--- Records to process ---
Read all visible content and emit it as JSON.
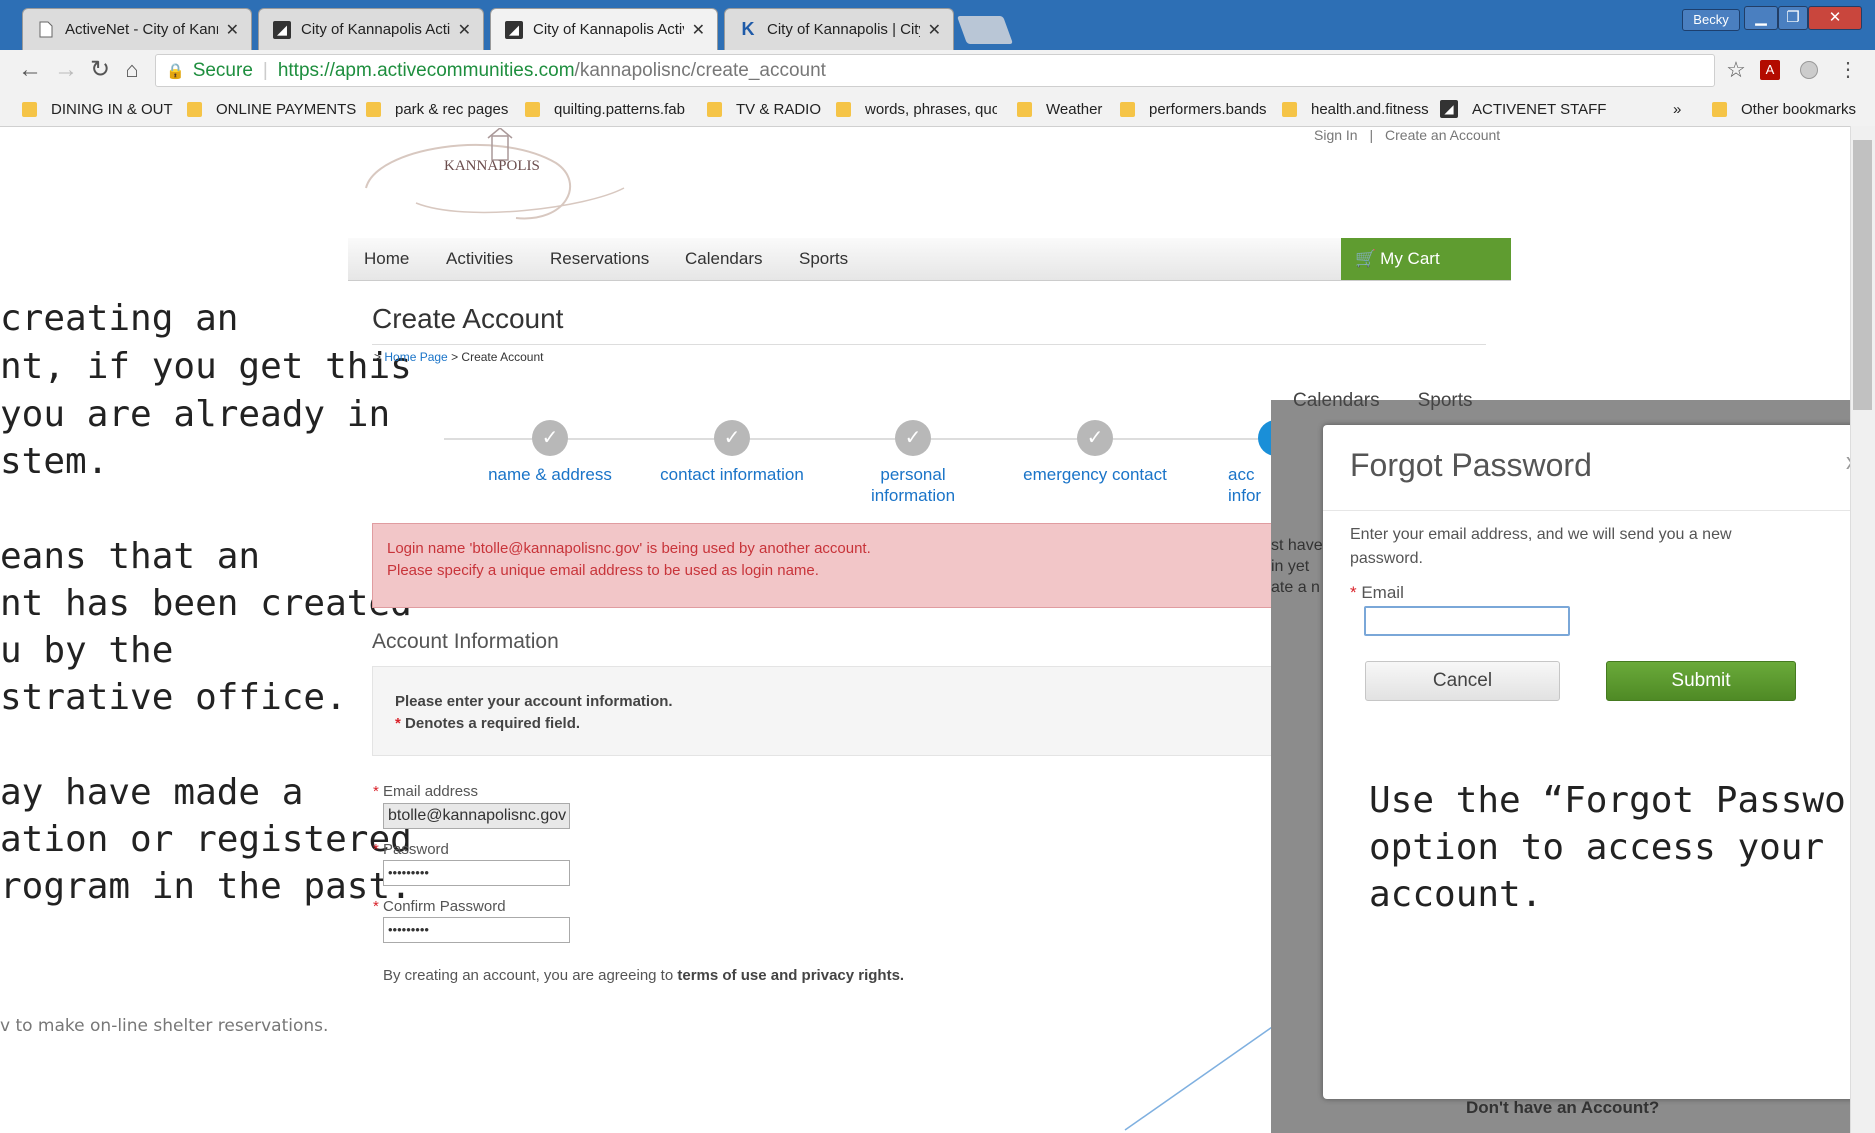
{
  "tabs": [
    {
      "title": "ActiveNet - City of Kanna",
      "active": false,
      "icon": "page-icon"
    },
    {
      "title": "City of Kannapolis Activit",
      "active": false,
      "icon": "activenet-icon"
    },
    {
      "title": "City of Kannapolis Activit",
      "active": true,
      "icon": "activenet-icon"
    },
    {
      "title": "City of Kannapolis | City o",
      "active": false,
      "icon": "kannapolis-k-icon"
    }
  ],
  "window": {
    "user": "Becky"
  },
  "address": {
    "secure": "Secure",
    "domain": "https://apm.activecommunities.com",
    "path": "/kannapolisnc/create_account"
  },
  "bookmarks": [
    "DINING IN & OUT",
    "ONLINE PAYMENTS",
    "park & rec pages",
    "quilting.patterns.fab",
    "TV & RADIO",
    "words, phrases, quot",
    "Weather",
    "performers.bands",
    "health.and.fitness",
    "ACTIVENET STAFF"
  ],
  "bookmarks_more": "»",
  "bookmarks_other": "Other bookmarks",
  "slide_left": {
    "lines": [
      "creating an",
      "nt, if you get this",
      "you are already in",
      "stem.",
      "eans that an",
      "nt has been created",
      "u by the",
      "strative office.",
      "ay have made a",
      "ation or registered",
      "rogram in the past."
    ],
    "footer": "v to make on-line shelter reservations."
  },
  "site": {
    "logo": "KANNAPOLIS",
    "signin": "Sign In",
    "separator": "|",
    "create_account": "Create an Account",
    "nav": [
      "Home",
      "Activities",
      "Reservations",
      "Calendars",
      "Sports"
    ],
    "cart": "My Cart",
    "page_title": "Create Account",
    "breadcrumb_prefix": ">",
    "breadcrumb_home": "Home Page",
    "breadcrumb_current": "> Create Account",
    "steps": [
      "name & address",
      "contact information",
      "personal\ninformation",
      "emergency contact",
      "acc\ninfor"
    ],
    "error_line1": "Login name 'btolle@kannapolisnc.gov' is being used by another account.",
    "error_line2": "Please specify a unique email address to be used as login name.",
    "section_title": "Account Information",
    "info_line1": "Please enter your account information.",
    "info_line2": "Denotes a required field.",
    "email_label": "Email address",
    "email_value": "btolle@kannapolisnc.gov",
    "password_label": "Password",
    "password_value": "•••••••••",
    "confirm_label": "Confirm Password",
    "confirm_value": "•••••••••",
    "terms_prefix": "By creating an account, you are agreeing to",
    "terms_link": "terms of use and privacy rights."
  },
  "overlay": {
    "bg_nav": [
      "Calendars",
      "Sports"
    ],
    "bg_text": [
      "st have",
      "in yet",
      "ate a n"
    ],
    "bottom_text": "Don't have an Account?"
  },
  "modal": {
    "title": "Forgot Password",
    "close": "x",
    "instruction": "Enter your email address, and we will send you a new password.",
    "email_label": "Email",
    "cancel": "Cancel",
    "submit": "Submit",
    "callout": [
      "Use the “Forgot Password”",
      "option to access your",
      "account."
    ]
  }
}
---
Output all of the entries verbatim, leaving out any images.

Read all visible content and emit it as JSON.
{
  "tabs": [
    {
      "title": "ActiveNet - City of Kanna",
      "active": false,
      "icon": "page-icon"
    },
    {
      "title": "City of Kannapolis Activit",
      "active": false,
      "icon": "activenet-icon"
    },
    {
      "title": "City of Kannapolis Activit",
      "active": true,
      "icon": "activenet-icon"
    },
    {
      "title": "City of Kannapolis | City o",
      "active": false,
      "icon": "kannapolis-k-icon"
    }
  ],
  "window": {
    "user": "Becky"
  },
  "address": {
    "secure": "Secure",
    "domain": "https://apm.activecommunities.com",
    "path": "/kannapolisnc/create_account"
  },
  "bookmarks": [
    "DINING IN & OUT",
    "ONLINE PAYMENTS",
    "park & rec pages",
    "quilting.patterns.fab",
    "TV & RADIO",
    "words, phrases, quot",
    "Weather",
    "performers.bands",
    "health.and.fitness",
    "ACTIVENET STAFF"
  ],
  "bookmarks_more": "»",
  "bookmarks_other": "Other bookmarks",
  "slide_left": {
    "lines": [
      "creating an",
      "nt, if you get this",
      "you are already in",
      "stem.",
      "eans that an",
      "nt has been created",
      "u by the",
      "strative office.",
      "ay have made a",
      "ation or registered",
      "rogram in the past."
    ],
    "footer": "v to make on-line shelter reservations."
  },
  "site": {
    "logo": "KANNAPOLIS",
    "signin": "Sign In",
    "separator": "|",
    "create_account": "Create an Account",
    "nav": [
      "Home",
      "Activities",
      "Reservations",
      "Calendars",
      "Sports"
    ],
    "cart": "My Cart",
    "page_title": "Create Account",
    "breadcrumb_prefix": ">",
    "breadcrumb_home": "Home Page",
    "breadcrumb_current": "> Create Account",
    "steps": [
      "name & address",
      "contact information",
      "personal\ninformation",
      "emergency contact",
      "acc\ninfor"
    ],
    "error_line1": "Login name 'btolle@kannapolisnc.gov' is being used by another account.",
    "error_line2": "Please specify a unique email address to be used as login name.",
    "section_title": "Account Information",
    "info_line1": "Please enter your account information.",
    "info_line2": "Denotes a required field.",
    "email_label": "Email address",
    "email_value": "btolle@kannapolisnc.gov",
    "password_label": "Password",
    "password_value": "•••••••••",
    "confirm_label": "Confirm Password",
    "confirm_value": "•••••••••",
    "terms_prefix": "By creating an account, you are agreeing to",
    "terms_link": "terms of use and privacy rights."
  },
  "overlay": {
    "bg_nav": [
      "Calendars",
      "Sports"
    ],
    "bg_text": [
      "st have",
      "in yet",
      "ate a n"
    ],
    "bottom_text": "Don't have an Account?"
  },
  "modal": {
    "title": "Forgot Password",
    "close": "x",
    "instruction": "Enter your email address, and we will send you a new password.",
    "email_label": "Email",
    "cancel": "Cancel",
    "submit": "Submit",
    "callout": [
      "Use the “Forgot Password”",
      "option to access your",
      "account."
    ]
  }
}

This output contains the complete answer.